*** Opening MATERIAL SUPPLIED ***
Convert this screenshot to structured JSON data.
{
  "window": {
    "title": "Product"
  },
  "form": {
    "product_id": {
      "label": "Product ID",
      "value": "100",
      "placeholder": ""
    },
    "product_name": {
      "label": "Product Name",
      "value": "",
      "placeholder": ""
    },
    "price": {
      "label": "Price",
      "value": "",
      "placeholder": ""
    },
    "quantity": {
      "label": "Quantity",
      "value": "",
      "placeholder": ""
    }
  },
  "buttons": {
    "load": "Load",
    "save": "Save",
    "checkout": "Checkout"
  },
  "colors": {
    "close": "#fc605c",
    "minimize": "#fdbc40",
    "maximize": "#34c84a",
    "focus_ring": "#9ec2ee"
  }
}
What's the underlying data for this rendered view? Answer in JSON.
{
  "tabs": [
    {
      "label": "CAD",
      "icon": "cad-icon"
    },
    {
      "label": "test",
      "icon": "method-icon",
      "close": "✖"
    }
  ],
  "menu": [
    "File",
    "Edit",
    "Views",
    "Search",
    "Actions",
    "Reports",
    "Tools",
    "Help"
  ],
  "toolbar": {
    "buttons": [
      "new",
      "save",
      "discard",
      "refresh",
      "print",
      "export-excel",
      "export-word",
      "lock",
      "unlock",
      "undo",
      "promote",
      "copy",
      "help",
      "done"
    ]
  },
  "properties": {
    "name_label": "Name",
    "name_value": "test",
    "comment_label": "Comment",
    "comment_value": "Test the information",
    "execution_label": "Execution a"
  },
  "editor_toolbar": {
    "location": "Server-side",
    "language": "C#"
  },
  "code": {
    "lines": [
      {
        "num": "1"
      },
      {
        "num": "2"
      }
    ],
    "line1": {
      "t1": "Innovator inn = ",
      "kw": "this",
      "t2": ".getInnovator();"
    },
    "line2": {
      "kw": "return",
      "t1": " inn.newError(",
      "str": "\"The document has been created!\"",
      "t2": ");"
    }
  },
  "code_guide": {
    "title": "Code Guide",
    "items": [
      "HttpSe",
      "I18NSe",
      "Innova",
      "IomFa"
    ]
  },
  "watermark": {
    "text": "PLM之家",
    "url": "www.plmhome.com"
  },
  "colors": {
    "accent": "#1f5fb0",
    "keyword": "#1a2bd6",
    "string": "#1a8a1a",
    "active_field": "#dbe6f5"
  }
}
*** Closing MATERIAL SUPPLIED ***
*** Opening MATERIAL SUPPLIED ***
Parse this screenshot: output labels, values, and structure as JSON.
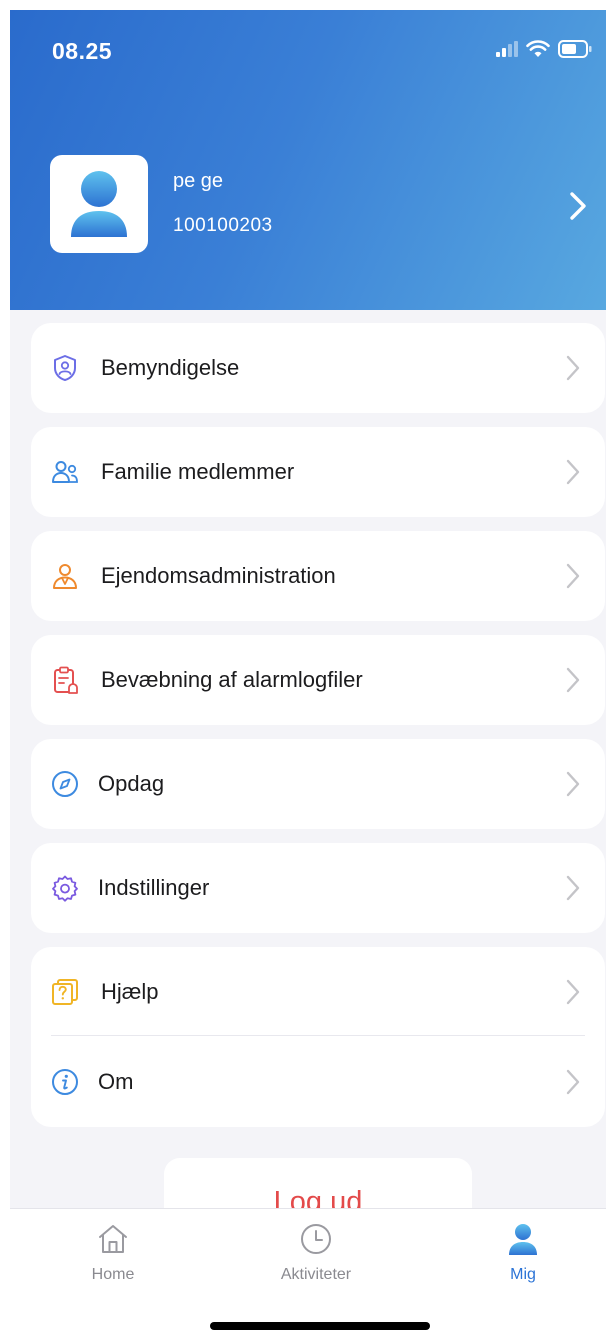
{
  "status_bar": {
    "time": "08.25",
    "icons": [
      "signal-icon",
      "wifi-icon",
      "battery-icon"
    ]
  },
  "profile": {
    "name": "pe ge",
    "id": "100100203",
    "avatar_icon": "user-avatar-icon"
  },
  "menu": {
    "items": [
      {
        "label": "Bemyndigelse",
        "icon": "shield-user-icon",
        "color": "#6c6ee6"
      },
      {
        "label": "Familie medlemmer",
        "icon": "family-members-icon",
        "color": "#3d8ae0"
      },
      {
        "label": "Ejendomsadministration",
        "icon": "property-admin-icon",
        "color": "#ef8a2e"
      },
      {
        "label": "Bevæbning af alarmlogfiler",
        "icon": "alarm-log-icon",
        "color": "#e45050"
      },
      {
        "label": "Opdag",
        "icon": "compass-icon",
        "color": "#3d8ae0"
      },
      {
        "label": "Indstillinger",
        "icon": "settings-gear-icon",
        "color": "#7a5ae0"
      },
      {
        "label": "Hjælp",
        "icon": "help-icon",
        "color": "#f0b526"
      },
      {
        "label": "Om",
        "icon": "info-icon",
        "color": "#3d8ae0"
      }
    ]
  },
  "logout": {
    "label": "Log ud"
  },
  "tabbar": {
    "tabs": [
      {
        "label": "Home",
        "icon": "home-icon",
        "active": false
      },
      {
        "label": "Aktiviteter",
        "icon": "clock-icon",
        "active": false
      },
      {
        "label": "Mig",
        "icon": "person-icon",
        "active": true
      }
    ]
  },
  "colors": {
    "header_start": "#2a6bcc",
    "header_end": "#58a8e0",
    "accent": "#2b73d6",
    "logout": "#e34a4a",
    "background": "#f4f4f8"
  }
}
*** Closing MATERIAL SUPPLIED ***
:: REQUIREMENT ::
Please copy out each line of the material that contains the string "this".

:: WRITTEN RESPONSE ::
Convert this screenshot to structured JSON data.
What's the underlying data for this rendered view? Answer in JSON.
      "kw": "this",
Parse this screenshot: output labels, values, and structure as JSON.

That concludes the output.